This design consists of five different structures of ancient Rome, including some of the more well-known ruins such as the Colosseum, the Pantheon, and the Roman Forum. All of the structures are seen in silhouette, as are the peculiar cast of characters patrolling them. Appearing in front of each structure are Roman soldiers either on foot, horseback, or riding in a chariot. Both the figures and the structures are highly stylized, while the figures appear as caricatures. The design is printed in two colors on a pale yellow silk ground.

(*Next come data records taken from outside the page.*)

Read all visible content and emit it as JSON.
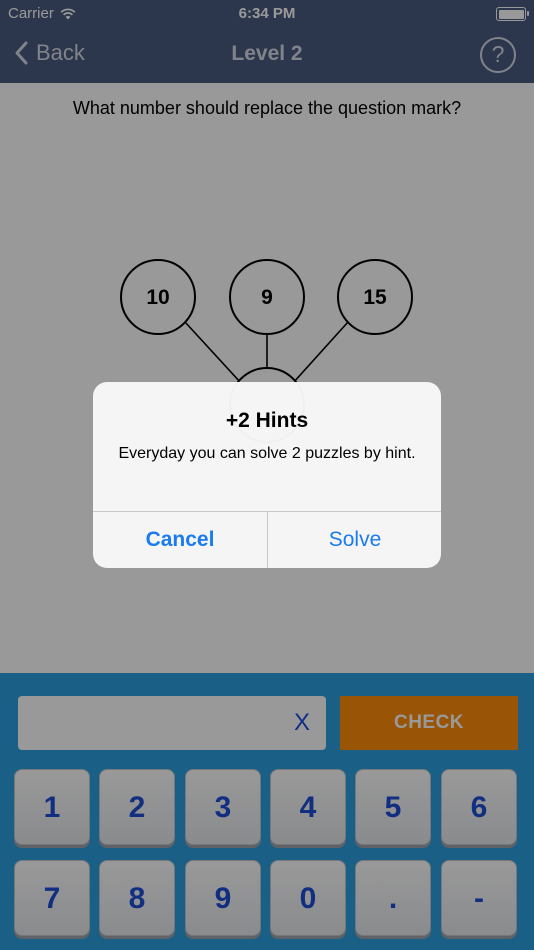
{
  "status_bar": {
    "carrier": "Carrier",
    "time": "6:34 PM",
    "wifi_icon": "wifi-icon",
    "battery_icon": "battery-icon"
  },
  "nav": {
    "back_label": "Back",
    "title": "Level 2",
    "help_icon": "question-mark-circle-icon",
    "help_glyph": "?"
  },
  "puzzle": {
    "question": "What number should replace the question mark?",
    "circles": [
      "10",
      "9",
      "15"
    ]
  },
  "input": {
    "value": "",
    "clear_label": "X"
  },
  "check_label": "CHECK",
  "keypad": {
    "keys": [
      "1",
      "2",
      "3",
      "4",
      "5",
      "6",
      "7",
      "8",
      "9",
      "0",
      ".",
      "-"
    ]
  },
  "alert": {
    "title": "+2 Hints",
    "message": "Everyday you can solve 2 puzzles by hint.",
    "cancel_label": "Cancel",
    "solve_label": "Solve"
  },
  "colors": {
    "nav_bar": "#4a5d80",
    "keypad_bg": "#2c9fe0",
    "check_button": "#ff8c0a",
    "key_text": "#1f4ed8",
    "alert_button_text": "#1a7cf0"
  }
}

Each of the colors is printed to suggest a linoleum block or rubber stamp print, or possibly the appearance of much wear or abrasion, as one would expect to find on an “ancient” artifact. The Museum collection contains several other wallpaper designs by Hawking for Denst & Soderlund that have a similar appearance, giving his designs a handcrafted look, with a certain elegance.

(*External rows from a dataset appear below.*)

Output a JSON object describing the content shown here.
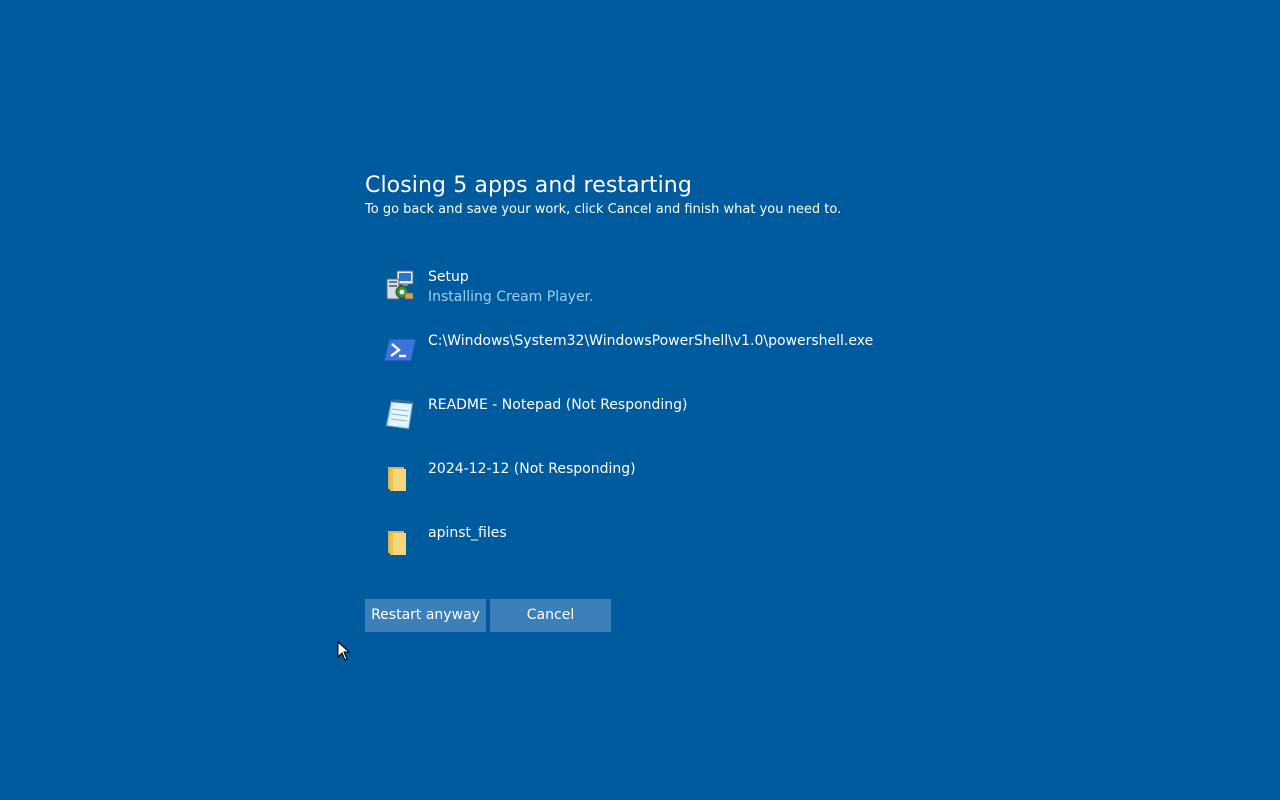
{
  "dialog": {
    "title": "Closing 5 apps and restarting",
    "subtitle": "To go back and save your work, click Cancel and finish what you need to."
  },
  "apps": [
    {
      "name": "Setup",
      "status": "Installing Cream Player.",
      "icon": "setup-installer-icon"
    },
    {
      "name": "C:\\Windows\\System32\\WindowsPowerShell\\v1.0\\powershell.exe",
      "status": "",
      "icon": "powershell-icon"
    },
    {
      "name": "README - Notepad (Not Responding)",
      "status": "",
      "icon": "notepad-icon"
    },
    {
      "name": "2024-12-12 (Not Responding)",
      "status": "",
      "icon": "folder-icon"
    },
    {
      "name": "apinst_files",
      "status": "",
      "icon": "folder-icon"
    }
  ],
  "buttons": {
    "restart_label": "Restart anyway",
    "cancel_label": "Cancel"
  },
  "colors": {
    "background": "#005a9e",
    "button": "#3d80b9",
    "status_text": "#9ccff5"
  }
}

Clarence Hawking is a graphic artist who joined the firm of Denst and Soderlund in 1951 as one of the chief designers. He remained with the company for a number a years and designed many wallpapers including both repeating patterns and murals. Denst and Soderlund was a Chicago-based company active from 1947-1961 who became known for their stylish and trendy wallpapers. John R. Denst (Jack) and Donald K. Soderlund both graduated from the Art Institute of Chicago in 1946 and founded their partnership the following year. The partners remained together until 1961 when Denst set out on his own and founded Jack Denst Designs. After landing a major job with the Desert Inn in Las Vegas, the company began receiving orders from set designers and one of the Jack Denst wallpapers was used in the 1971 thriller “Play Misty for Me.” Denst became known for the whimsical names he gave his designs, which intrigued the producers of “What’s My Line” enough to invite him to appear on their show in the early 1960s.